In order to operate or service equipment in construction, we are required to conform to environmental laws, regulations, standards and other requirements such as site permits to operate. In recent years, environmental concerns have led to a significant increase in the number and scope of compliance imperatives across all global regulatory environments. Being closely related, environmental concerns and compliance activities are increasingly being aligned with corporate performance goals and being integrated to some extent to avoid conflicts, wasteful overlaps, and gaps.
Compliance with the above requirements and obligations, requires meeting certain conditions. Typically, these include:
Managing monitoring programs or schedules, ensuring that the monitoring required in the permit has been done, at the correct locations, for the correct parameters, and at the correct frequency
Pre-processing, performing calculations and validating the data for compliance with any alert or reporting levels
Generating routine compliance reports for authorities.
The management of the above can be complex and time-consuming, leading to an increasing uptake of software systems designed to manage environmental compliance. These are often referred to as 'Environmental Data Management Systems' (EDMS). Criteria must be considered when selecting environmental compliance software: proven capability, high performance, transparent, traceable data handling, a robust calculation engine, advanced factor handling, simple integration, automated workflows and QA, and flexible reporting and data extraction.
Compliance Testing by Superior Equipment Technicians
All testing is conducted by Superior Equipment’s certified technicians in: ICC , OSHA 40hour & HAZWOPER Trained & Confined Space Entry, Department of Agriculture Weights & Measures of IL & MO, Estabrook (line leak & tank test)
Commercial (Hi Flow) & Retail Meter Calibration: Inaccurate calibration due to meter drift, meter wear or lack of preventative maintenance can cost site owners thousands per year in lost gallons at the nozzle. (PEI RP1200)
Vacuum Truck Services: Our vacuum truck’s tank is measured to hold 2,500 gallons & legal hauling weight is 2,200 gallons. Our truck is primarily used for emergency fuel drops, tank cleaning practices, HAZWOPER fluid transfers, hydro static testing & removal of sludge.
Internal Tank Lining Inspections: Confined space entry trained technicians utilize the tripod re-tractor to get inside of the tank wearing proper PPE to test the tank lining with special computerized equipment. (PEI RP1200)
Cathodic Protection Testing: We perform re-certification testing for both impressed current Cathodic Protection systems & also Sacrificial Cathodic Protection systems. (PEI RP1200)
Helium Leak Trace Testing: This form of leak trace testing is to find an extremely hard place to locate the leak source. (PEI RP1200)

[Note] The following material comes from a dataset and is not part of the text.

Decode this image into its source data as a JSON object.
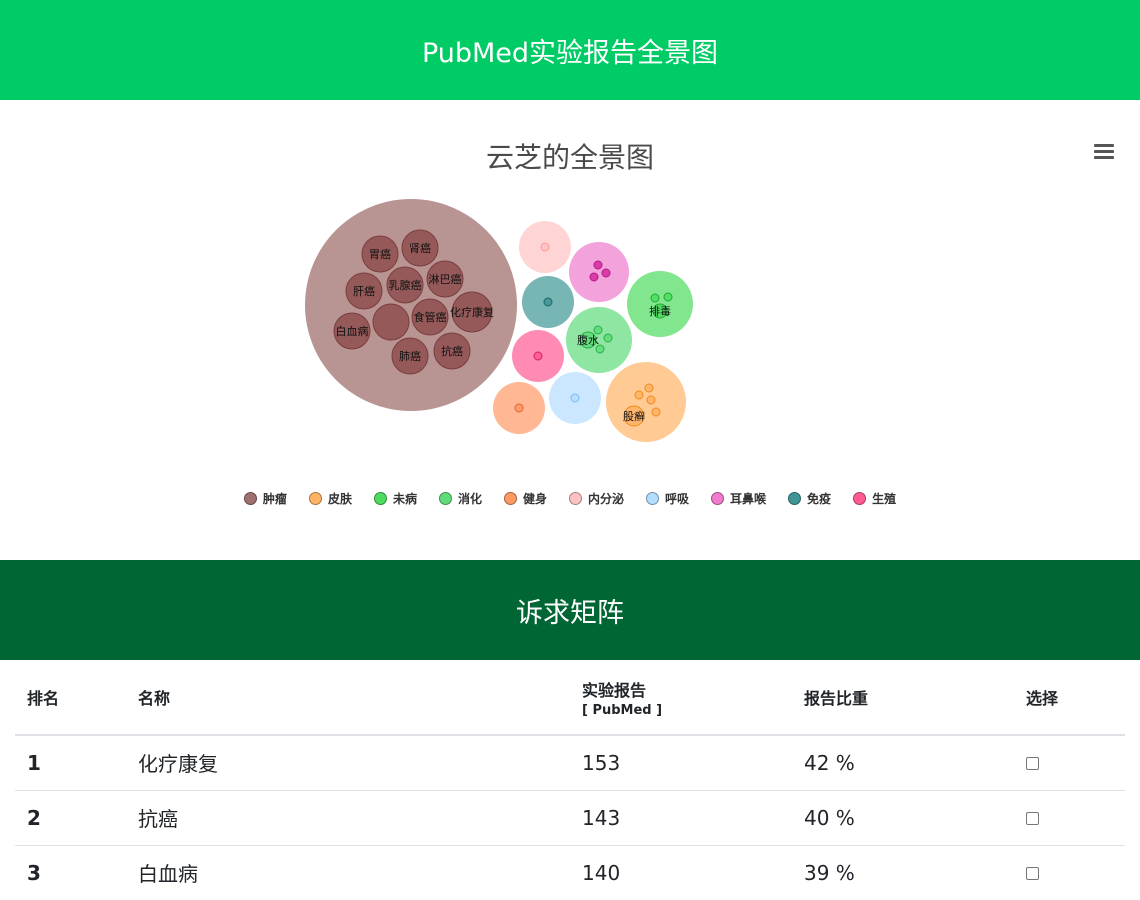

Spill Bucket / Containment Sump Testing: Regulation enforcement begins 10/13/2018 for Illinois & testing in Missouri begins in 2019 with completion dates of 1/1/2020 to insure all spill buckets are leak proof. (PEI RP1200)
Overfill Prevention Equipment Testing: The OPV is required to be tested & installed correctly to confirm there won’t be overflow, ultimately saving money on cleanup cost in the event of an OPV failure or defect. (PEI RP1200)
Tank, Line & Leak Detection: We are certified to to test tanks up to 30,000 gallon capacity. We utilize Tank Tightness, Precision Line Tightness & Leak detector equipment that is 3rd party certified & approved by National Work Group on Leak Detection. (PEI RP1200)
Notice of Violations: Correct deficiencies & NOV non-compliance issues, but if not resolved in a specific amount of time by the state, the site may be shutdown. (PEI RP1200)
AST (Above-ground storage tank)
Facilities with above ground storage tanks (ASTs) holding oils of any kind may be subject to U.S. EPA's Spill Prevention, Control, and Countermeasure (SPCC) regulation (40 CFR Part 112). The SPCC regulation does not specifically use the term AST, but rather includes ASTs under the term bulk storage container.
EPA’s oil spill prevention program includes the Spill Prevention, Control, and Countermeasure (SPCC) and the Facility Response Plan (FRP) rules. The SPCC rule helps facilities prevent a discharge of oil into navigable waters or adjoining shorelines. The FRP rule requires certain facilities to submit a response plan and prepare to respond to a worst case oil discharge or threat of a discharge.